> What is expected: Look through the lines below for the word "select", and copy every line that has it.

> Material provided:
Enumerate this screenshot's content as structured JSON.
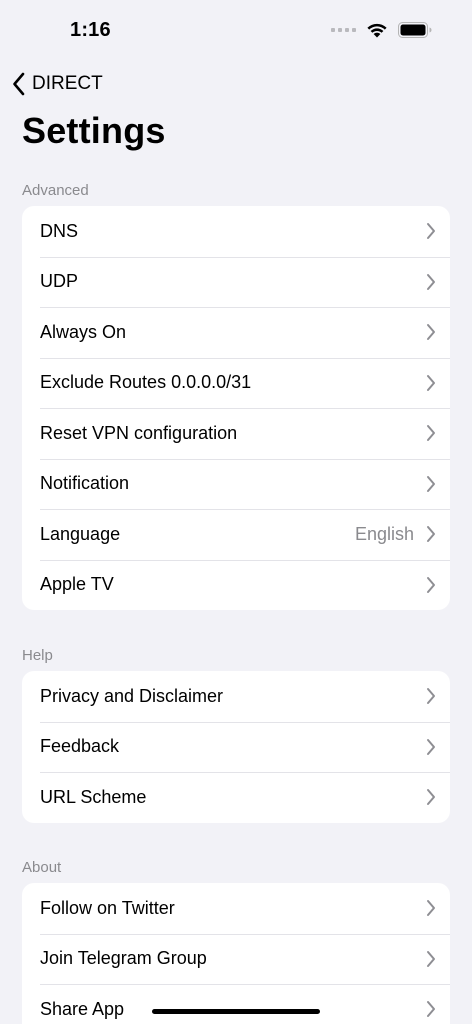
{
  "status_bar": {
    "time": "1:16"
  },
  "nav": {
    "back_label": "DIRECT"
  },
  "page": {
    "title": "Settings"
  },
  "sections": {
    "advanced": {
      "header": "Advanced",
      "rows": [
        {
          "label": "DNS"
        },
        {
          "label": "UDP"
        },
        {
          "label": "Always On"
        },
        {
          "label": "Exclude Routes 0.0.0.0/31"
        },
        {
          "label": "Reset VPN configuration"
        },
        {
          "label": "Notification"
        },
        {
          "label": "Language",
          "value": "English"
        },
        {
          "label": "Apple TV"
        }
      ]
    },
    "help": {
      "header": "Help",
      "rows": [
        {
          "label": "Privacy and Disclaimer"
        },
        {
          "label": "Feedback"
        },
        {
          "label": "URL Scheme"
        }
      ]
    },
    "about": {
      "header": "About",
      "rows": [
        {
          "label": "Follow on Twitter"
        },
        {
          "label": "Join Telegram Group"
        },
        {
          "label": "Share App"
        }
      ]
    }
  },
  "icons": {
    "back": "chevron-left-icon",
    "row_accessory": "chevron-right-icon",
    "wifi": "wifi-icon",
    "battery": "battery-icon",
    "signal": "cellular-signal-icon"
  },
  "colors": {
    "background": "#f2f2f7",
    "card": "#ffffff",
    "secondary_text": "#8a8a8e",
    "chevron": "#8e8e93",
    "separator": "#e3e3e8"
  }
}
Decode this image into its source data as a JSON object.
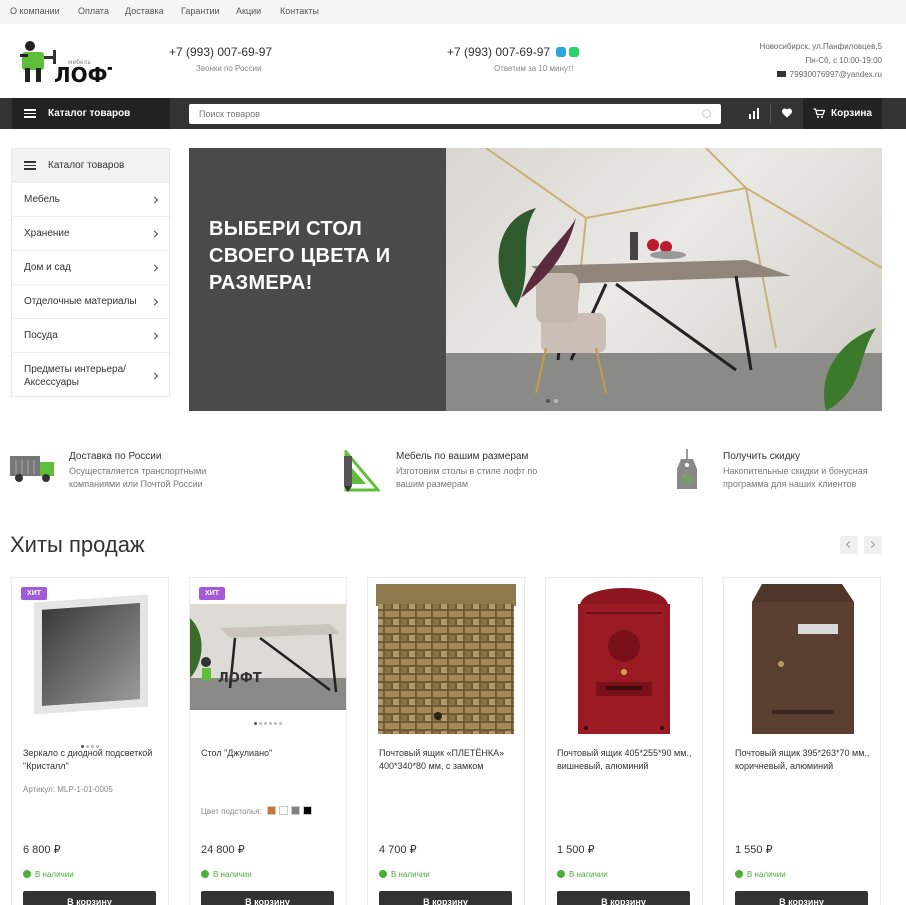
{
  "top_nav": [
    "О компании",
    "Оплата",
    "Доставка",
    "Гарантии",
    "Акции",
    "Контакты"
  ],
  "header": {
    "logo_text": "ЛОФТ",
    "logo_sub": "мебель",
    "phone1": "+7 (993) 007-69-97",
    "phone1_sub": "Звонки по России",
    "phone2": "+7 (993) 007-69-97",
    "phone2_sub": "Ответим за 10 минут!",
    "address": "Новосибирск, ул.Панфиловцев,5",
    "hours": "Пн-Сб, с 10:00-19:00",
    "email": "79930076997@yandex.ru"
  },
  "mainbar": {
    "catalog_label": "Каталог товаров",
    "search_placeholder": "Поиск товаров",
    "cart_label": "Корзина"
  },
  "sidebar": {
    "title": "Каталог товаров",
    "items": [
      "Мебель",
      "Хранение",
      "Дом и сад",
      "Отделочные материалы",
      "Посуда",
      "Предметы интерьера/ Аксессуары"
    ]
  },
  "banner": {
    "title": "ВЫБЕРИ СТОЛ СВОЕГО ЦВЕТА И РАЗМЕРА!"
  },
  "features": [
    {
      "title": "Доставка по России",
      "desc": "Осуществляется транспортными компаниями или Почтой России"
    },
    {
      "title": "Мебель по вашим размерам",
      "desc": "Изготовим столы в стиле лофт по вашим размерам"
    },
    {
      "title": "Получить скидку",
      "desc": "Накопительные скидки и бонусная программа для наших клиентов"
    }
  ],
  "hits": {
    "title": "Хиты продаж",
    "products": [
      {
        "badge": "ХИТ",
        "name": "Зеркало с диодной подсветкой \"Кристалл\"",
        "article": "Артикул: MLP-1-01-0005",
        "price": "6 800 ₽",
        "stock": "В наличии",
        "buy": "В корзину"
      },
      {
        "badge": "ХИТ",
        "name": "Стол \"Джулиано\"",
        "color_label": "Цвет подстолья:",
        "price": "24 800 ₽",
        "stock": "В наличии",
        "buy": "В корзину"
      },
      {
        "name": "Почтовый ящик «ПЛЕТЁНКА» 400*340*80 мм, с замком",
        "price": "4 700 ₽",
        "stock": "В наличии",
        "buy": "В корзину"
      },
      {
        "name": "Почтовый ящик 405*255*90 мм., вишневый, алюминий",
        "price": "1 500 ₽",
        "stock": "В наличии",
        "buy": "В корзину"
      },
      {
        "name": "Почтовый ящик 395*263*70 мм., коричневый, алюминий",
        "price": "1 550 ₽",
        "stock": "В наличии",
        "buy": "В корзину"
      }
    ]
  },
  "colors": {
    "accent": "#a15bd8",
    "bar": "#333333",
    "stock_green": "#4caf3b",
    "logo_green": "#5fbf3a",
    "swatches": [
      "#c8782e",
      "#ffffff",
      "#808080",
      "#000000"
    ]
  }
}
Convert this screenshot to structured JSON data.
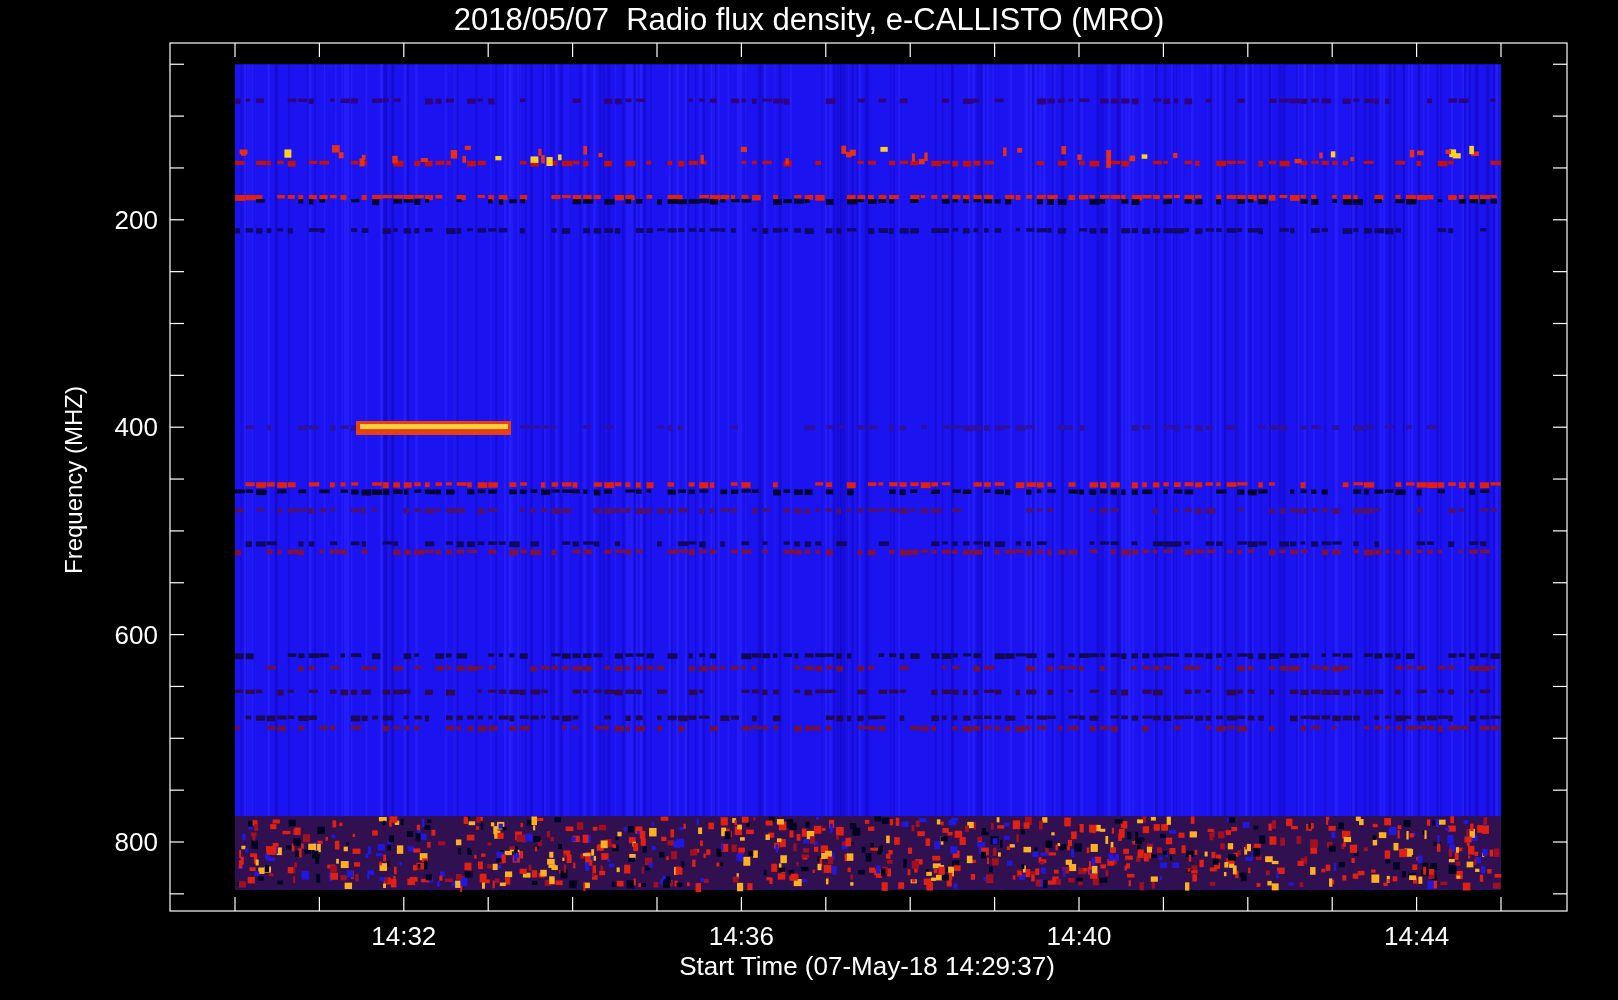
{
  "title": "2018/05/07  Radio flux density, e-CALLISTO (MRO)",
  "y_axis": {
    "label": "Frequency (MHZ)",
    "tick_labels": [
      "200",
      "400",
      "600",
      "800"
    ]
  },
  "x_axis": {
    "label": "Start Time (07-May-18 14:29:37)",
    "tick_labels": [
      "14:32",
      "14:36",
      "14:40",
      "14:44"
    ]
  }
}
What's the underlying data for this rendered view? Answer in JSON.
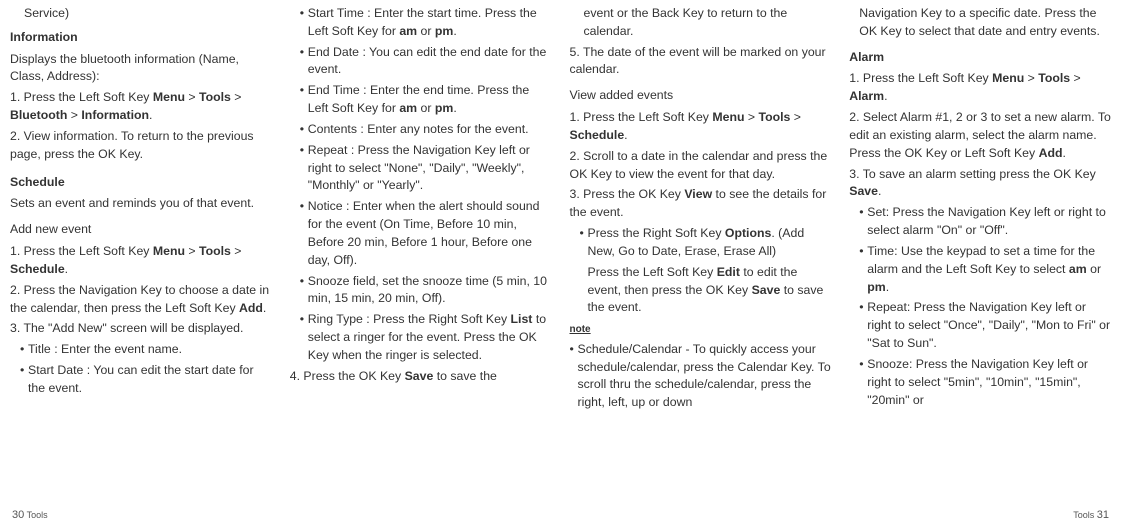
{
  "col1": {
    "service_tail": "Service)",
    "info_h": "Information",
    "info_p": "Displays the bluetooth information (Name, Class, Address):",
    "info_s1a": "1. Press the Left Soft Key ",
    "info_s1b": "Menu",
    "info_s1c": " > ",
    "info_s1d": "Tools",
    "info_s1e": " > ",
    "info_s1f": "Bluetooth",
    "info_s1g": " > ",
    "info_s1h": "Information",
    "info_s1i": ".",
    "info_s2": "2. View information. To return to the previous page, press the OK Key.",
    "sched_h": "Schedule",
    "sched_p": "Sets an event and reminds you of that event.",
    "addnew_h": "Add new event",
    "add_s1a": "1. Press the Left Soft Key ",
    "add_s1b": "Menu",
    "add_s1c": " > ",
    "add_s1d": "Tools",
    "add_s1e": " > ",
    "add_s1f": "Schedule",
    "add_s1g": ".",
    "add_s2a": "2. Press the Navigation Key to choose a date in the calendar, then press the Left Soft Key ",
    "add_s2b": "Add",
    "add_s2c": ".",
    "add_s3": "3. The \"Add New\" screen will be displayed.",
    "add_b1": "Title : Enter the event name.",
    "add_b2": "Start Date : You can edit the start date for the event."
  },
  "col2": {
    "b1a": "Start Time : Enter the start time. Press the Left Soft Key for ",
    "b1b": "am",
    "b1c": " or ",
    "b1d": "pm",
    "b1e": ".",
    "b2": "End Date : You can edit the end date for the event.",
    "b3a": "End Time : Enter the end time. Press the Left Soft Key for ",
    "b3b": "am",
    "b3c": " or ",
    "b3d": "pm",
    "b3e": ".",
    "b4": "Contents : Enter any notes for the event.",
    "b5": "Repeat : Press the Navigation Key left or right to select \"None\", \"Daily\", \"Weekly\", \"Monthly\" or \"Yearly\".",
    "b6": "Notice : Enter when the alert should sound for the event (On Time, Before 10 min, Before 20 min, Before 1 hour, Before one day, Off).",
    "b7": "Snooze field, set the snooze time (5 min, 10 min, 15 min, 20 min, Off).",
    "b8a": "Ring Type : Press the Right Soft Key ",
    "b8b": "List",
    "b8c": " to select a ringer for the event. Press the OK Key when the ringer is selected.",
    "s4a": "4. Press the OK Key ",
    "s4b": "Save",
    "s4c": " to save the"
  },
  "col3": {
    "cont1": "event or the Back Key to return to the calendar.",
    "s5": "5. The date of the event will be marked on your calendar.",
    "view_h": "View added events",
    "v1a": "1. Press the Left Soft Key ",
    "v1b": "Menu",
    "v1c": " > ",
    "v1d": "Tools",
    "v1e": " > ",
    "v1f": "Schedule",
    "v1g": ".",
    "v2": "2. Scroll to a date in the calendar and press the OK Key to view the event for that day.",
    "v3a": "3. Press the OK Key ",
    "v3b": "View",
    "v3c": " to see the details for the event.",
    "v3ba": "Press the Right Soft Key ",
    "v3bb": "Options",
    "v3bc": ". (Add New, Go to Date, Erase, Erase All)",
    "v3pa": "Press the Left Soft Key ",
    "v3pb": "Edit",
    "v3pc": " to edit the event, then press the OK Key ",
    "v3pd": "Save",
    "v3pe": " to save the event.",
    "note_h": "note",
    "n1": "Schedule/Calendar - To quickly access your schedule/calendar, press the Calendar Key. To scroll thru the schedule/calendar, press the right, left, up or down"
  },
  "col4": {
    "cont": "Navigation Key to a specific date. Press the OK Key to select that date and entry events.",
    "alarm_h": "Alarm",
    "a1a": "1. Press the Left Soft Key ",
    "a1b": "Menu",
    "a1c": " > ",
    "a1d": "Tools",
    "a1e": " > ",
    "a1f": "Alarm",
    "a1g": ".",
    "a2a": "2. Select Alarm #1, 2 or 3 to set a new alarm. To edit an existing alarm, select the alarm name. Press the OK Key or Left Soft Key ",
    "a2b": "Add",
    "a2c": ".",
    "a3a": "3. To save an alarm setting press the OK Key ",
    "a3b": "Save",
    "a3c": ".",
    "ab1": "Set: Press the Navigation Key left or right to select alarm \"On\" or \"Off\".",
    "ab2a": "Time: Use the keypad to set a time for the alarm and the Left Soft Key to select ",
    "ab2b": "am",
    "ab2c": " or ",
    "ab2d": "pm",
    "ab2e": ".",
    "ab3": "Repeat: Press the Navigation Key left or right to select \"Once\", \"Daily\", \"Mon to Fri\" or \"Sat to Sun\".",
    "ab4": "Snooze: Press the Navigation Key left or right to select \"5min\", \"10min\", \"15min\", \"20min\" or"
  },
  "footer": {
    "left_pn": "30",
    "left_label": "Tools",
    "right_label": "Tools",
    "right_pn": "31"
  }
}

> Answer to the exercise:
    "b5": "Repeat : Press the Navigation Key left or right to select \"None\", \"Daily\", \"Weekly\", \"Monthly\" or \"Yearly\".",
    "b8c": " to select a ringer for the event. Press the OK Key when the ringer is selected.",
    "cont": "Navigation Key to a specific date. Press the OK Key to select that date and entry events.",
    "a2a": "2. Select Alarm #1, 2 or 3 to set a new alarm. To edit an existing alarm, select the alarm name. Press the OK Key or Left Soft Key ",
    "ab1": "Set: Press the Navigation Key left or right to select alarm \"On\" or \"Off\".",
    "ab2a": "Time: Use the keypad to set a time for the alarm and the Left Soft Key to select ",
    "ab3": "Repeat: Press the Navigation Key left or right to select \"Once\", \"Daily\", \"Mon to Fri\" or \"Sat to Sun\".",
    "ab4": "Snooze: Press the Navigation Key left or right to select \"5min\", \"10min\", \"15min\", \"20min\" or"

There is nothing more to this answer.